Exercise aim: In the entries below, every line with the string "リクナビNEXT" is to be reported.

Exercise materials:
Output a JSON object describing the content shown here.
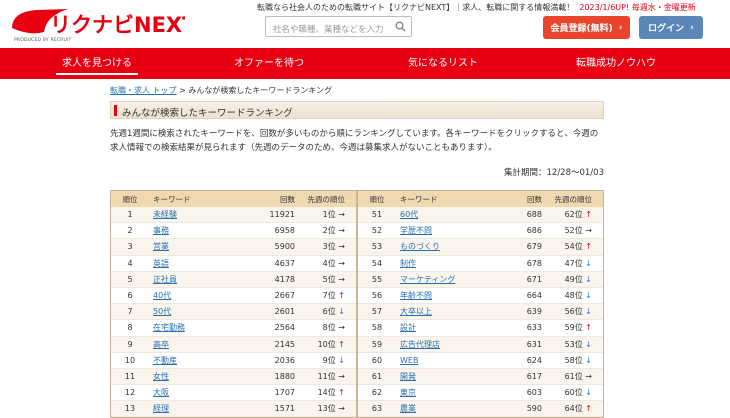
{
  "header": {
    "logo_text": "リクナビNEXT",
    "produced_by": "PRODUCED BY RECRUIT",
    "tagline_main": "転職なら社会人のための転職サイト【リクナビNEXT】｜求人、転職に関する情報満載！",
    "tagline_update": "2023/1/6UP! 毎週水・金曜更新",
    "search_placeholder": "社名や職種、業種などを入力",
    "register_label": "会員登録(無料)",
    "login_label": "ログイン",
    "brand_color": "#e60012"
  },
  "nav": {
    "items": [
      {
        "label": "求人を見つける"
      },
      {
        "label": "オファーを待つ"
      },
      {
        "label": "気になるリスト"
      },
      {
        "label": "転職成功ノウハウ"
      }
    ]
  },
  "breadcrumb": {
    "link": "転職・求人 トップ",
    "sep": ">",
    "current": "みんなが検索したキーワードランキング"
  },
  "page_title": "みんなが検索したキーワードランキング",
  "description": "先週1週間に検索されたキーワードを、回数が多いものから順にランキングしています。各キーワードをクリックすると、今週の求人情報での検索結果が見られます（先週のデータのため、今週は募集求人がないこともあります）。",
  "period": "集計期間：12/28～01/03",
  "columns": {
    "rank": "順位",
    "keyword": "キーワード",
    "count": "回数",
    "prev": "先週の順位"
  },
  "left_rows": [
    {
      "rank": "1",
      "keyword": "未経験",
      "count": "11921",
      "prev": "1位",
      "arrow": "→",
      "dir": "same"
    },
    {
      "rank": "2",
      "keyword": "事務",
      "count": "6958",
      "prev": "2位",
      "arrow": "→",
      "dir": "same"
    },
    {
      "rank": "3",
      "keyword": "営業",
      "count": "5900",
      "prev": "3位",
      "arrow": "→",
      "dir": "same"
    },
    {
      "rank": "4",
      "keyword": "英語",
      "count": "4637",
      "prev": "4位",
      "arrow": "→",
      "dir": "same"
    },
    {
      "rank": "5",
      "keyword": "正社員",
      "count": "4178",
      "prev": "5位",
      "arrow": "→",
      "dir": "same"
    },
    {
      "rank": "6",
      "keyword": "40代",
      "count": "2667",
      "prev": "7位",
      "arrow": "↑",
      "dir": "up"
    },
    {
      "rank": "7",
      "keyword": "50代",
      "count": "2601",
      "prev": "6位",
      "arrow": "↓",
      "dir": "down"
    },
    {
      "rank": "8",
      "keyword": "在宅勤務",
      "count": "2564",
      "prev": "8位",
      "arrow": "→",
      "dir": "same"
    },
    {
      "rank": "9",
      "keyword": "高卒",
      "count": "2145",
      "prev": "10位",
      "arrow": "↑",
      "dir": "up"
    },
    {
      "rank": "10",
      "keyword": "不動産",
      "count": "2036",
      "prev": "9位",
      "arrow": "↓",
      "dir": "down"
    },
    {
      "rank": "11",
      "keyword": "女性",
      "count": "1880",
      "prev": "11位",
      "arrow": "→",
      "dir": "same"
    },
    {
      "rank": "12",
      "keyword": "大阪",
      "count": "1707",
      "prev": "14位",
      "arrow": "↑",
      "dir": "up"
    },
    {
      "rank": "13",
      "keyword": "経理",
      "count": "1571",
      "prev": "13位",
      "arrow": "→",
      "dir": "same"
    }
  ],
  "right_rows": [
    {
      "rank": "51",
      "keyword": "60代",
      "count": "688",
      "prev": "62位",
      "arrow": "↑",
      "dir": "up"
    },
    {
      "rank": "52",
      "keyword": "学歴不問",
      "count": "686",
      "prev": "52位",
      "arrow": "→",
      "dir": "same"
    },
    {
      "rank": "53",
      "keyword": "ものづくり",
      "count": "679",
      "prev": "54位",
      "arrow": "↑",
      "dir": "up"
    },
    {
      "rank": "54",
      "keyword": "制作",
      "count": "678",
      "prev": "47位",
      "arrow": "↓",
      "dir": "down"
    },
    {
      "rank": "55",
      "keyword": "マーケティング",
      "count": "671",
      "prev": "49位",
      "arrow": "↓",
      "dir": "down"
    },
    {
      "rank": "56",
      "keyword": "年齢不問",
      "count": "664",
      "prev": "48位",
      "arrow": "↓",
      "dir": "down"
    },
    {
      "rank": "57",
      "keyword": "大卒以上",
      "count": "639",
      "prev": "56位",
      "arrow": "↓",
      "dir": "down"
    },
    {
      "rank": "58",
      "keyword": "設計",
      "count": "633",
      "prev": "59位",
      "arrow": "↑",
      "dir": "up"
    },
    {
      "rank": "59",
      "keyword": "広告代理店",
      "count": "631",
      "prev": "53位",
      "arrow": "↓",
      "dir": "down"
    },
    {
      "rank": "60",
      "keyword": "WEB",
      "count": "624",
      "prev": "58位",
      "arrow": "↓",
      "dir": "down"
    },
    {
      "rank": "61",
      "keyword": "開発",
      "count": "617",
      "prev": "61位",
      "arrow": "→",
      "dir": "same"
    },
    {
      "rank": "62",
      "keyword": "東京",
      "count": "603",
      "prev": "60位",
      "arrow": "↓",
      "dir": "down"
    },
    {
      "rank": "63",
      "keyword": "農業",
      "count": "590",
      "prev": "64位",
      "arrow": "↑",
      "dir": "up"
    }
  ]
}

Final answer:
    "logo_text": "リクナビNEXT",
    "tagline_main": "転職なら社会人のための転職サイト【リクナビNEXT】｜求人、転職に関する情報満載！",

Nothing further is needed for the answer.